The grand explanation physicists use to describe how the universe works may have some major new flaws to patch after a fundamental particle was found to have more mass than scientists thought.
"It's not just something is wrong," said Dave Toback, a particle physicist at Texas A&M University and a spokesperson for the U.S. government's Fermi National Accelerator Lab, which conducted the experiments. If replicated by other labs, "it literally means something fundamental in our understanding of nature is wrong."
The physicists at the lab crashed particles together over 10 years and measured the mass of 4 million W bosons.

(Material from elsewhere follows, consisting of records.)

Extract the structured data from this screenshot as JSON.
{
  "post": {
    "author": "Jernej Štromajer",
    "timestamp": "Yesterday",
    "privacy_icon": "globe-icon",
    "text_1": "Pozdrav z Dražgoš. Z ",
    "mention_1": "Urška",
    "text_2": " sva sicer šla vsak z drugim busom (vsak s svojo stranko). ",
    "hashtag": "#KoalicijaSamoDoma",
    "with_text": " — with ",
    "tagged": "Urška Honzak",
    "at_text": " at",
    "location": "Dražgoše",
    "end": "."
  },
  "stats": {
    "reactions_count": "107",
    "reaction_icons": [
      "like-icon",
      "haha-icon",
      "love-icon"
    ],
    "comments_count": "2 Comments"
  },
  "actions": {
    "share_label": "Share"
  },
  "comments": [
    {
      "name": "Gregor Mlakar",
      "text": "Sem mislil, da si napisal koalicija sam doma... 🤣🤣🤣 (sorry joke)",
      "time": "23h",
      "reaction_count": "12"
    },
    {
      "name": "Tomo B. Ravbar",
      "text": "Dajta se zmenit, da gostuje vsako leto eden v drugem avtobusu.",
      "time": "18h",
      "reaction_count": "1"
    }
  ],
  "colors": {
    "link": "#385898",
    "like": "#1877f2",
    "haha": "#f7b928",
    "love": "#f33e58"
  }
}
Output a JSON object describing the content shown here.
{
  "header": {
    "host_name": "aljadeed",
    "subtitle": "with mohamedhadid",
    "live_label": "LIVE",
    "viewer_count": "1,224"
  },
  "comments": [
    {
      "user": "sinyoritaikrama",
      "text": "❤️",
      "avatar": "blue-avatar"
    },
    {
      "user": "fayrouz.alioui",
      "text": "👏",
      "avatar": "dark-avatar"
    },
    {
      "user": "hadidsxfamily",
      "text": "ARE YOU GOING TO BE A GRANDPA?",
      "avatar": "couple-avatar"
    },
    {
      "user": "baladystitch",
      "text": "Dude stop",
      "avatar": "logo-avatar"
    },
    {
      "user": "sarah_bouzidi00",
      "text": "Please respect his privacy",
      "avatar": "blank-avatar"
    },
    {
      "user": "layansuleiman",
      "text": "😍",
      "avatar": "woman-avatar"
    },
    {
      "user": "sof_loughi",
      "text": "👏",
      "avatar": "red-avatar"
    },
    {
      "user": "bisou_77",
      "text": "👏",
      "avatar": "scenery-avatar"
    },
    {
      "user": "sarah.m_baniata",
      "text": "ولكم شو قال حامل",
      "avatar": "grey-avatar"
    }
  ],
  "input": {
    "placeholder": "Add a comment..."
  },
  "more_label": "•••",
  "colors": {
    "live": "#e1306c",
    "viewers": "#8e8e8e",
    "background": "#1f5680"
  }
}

These subatomic particles are responsible for a fundamental force at the center of atoms, and they exist for only a fraction of a second before they decay into other particles.
"They are constantly popping in and out of existence in the quantum froth of the universe," Toback said.
The difference in mass from what the prevailing theory of the universe predicts is too big to be a rounding error or anything that could be easily explained away, according to the study by a team of 400 scientists from around the world published Thursday in the journal Science.
The result is so extraordinary it must be confirmed by another experiment, scientists say. If confirmed, it would present one of the biggest problems yet with scientists' detailed rulebook for the cosmos, called the standard model.
Duke University physicist Ashutosh V. Kotwal, the project leader for analysis, said it's like discovering there's a hidden room in your house.
Scientists speculated that there may be an undiscovered particle that is interacting with the W boson that could explain the difference. Maybe dark matter, another poorly understood component of the universe, could be playing a role. Or maybe there's just new physics involved that they just don't understand at the moment, researchers said.
The standard model says a W boson should measure 80,357,000 electron volts, plus or minus six.
"We found it slightly more than that. Not that much, but it's enough," said Giorgio Chiarelli, another scientist for the Fermi team and research director for the Italian National Institute for Nuclear Physics. The Fermi team's scale put the W boson at a heftier 80,433,000 electron volts, plus or minus nine.
It doesn't seem like a big difference, but it is a huge one in the subatomic world.
But both the team and experts not involved in the research said such a big claim requires extra proof from a second team, which they don't have yet.
"It's an incredibly delicate measurement. It requires understanding of various calibrations of various little effects," said Claudio Campagnari, a particle physicist at the University of California-Santa Barbara, who wasn't part of the Fermi team. "These guys are really good. And I take them very seriously. But I think at the end of the day what we need is a confirmation by another experiment."
Earlier, less precise measurements of the W boson by other teams found it to be lighter than predicted, so "maybe there is just something wonky about this experiment," said Caltech physicist Sean M. Carroll, who wasn't part of the research and said it was "absolutely worth taking very seriously."
'Nature has facts'
The finding is important because of its potential effect on the standard model of physics.
"Nature has facts," Duke's Kotwal said. "The model is the way we understand those facts."
Scientists have long known the standard model isn't perfect. It doesn't explain dark matter or gravity well. If scientists have to tinker with it to explain these findings, they have to make sure the changes don't ruin mathematical equations that now explain and predict other particles and forces well, researchers said.
It is a recurring problem with the model. A year ago, a different team found another problem with the standard model and how muons react.
"Quantum mechanics is really beautiful and weird," Toback said. "Anyone who has not been deeply troubled by quantum mechanics has not understood it."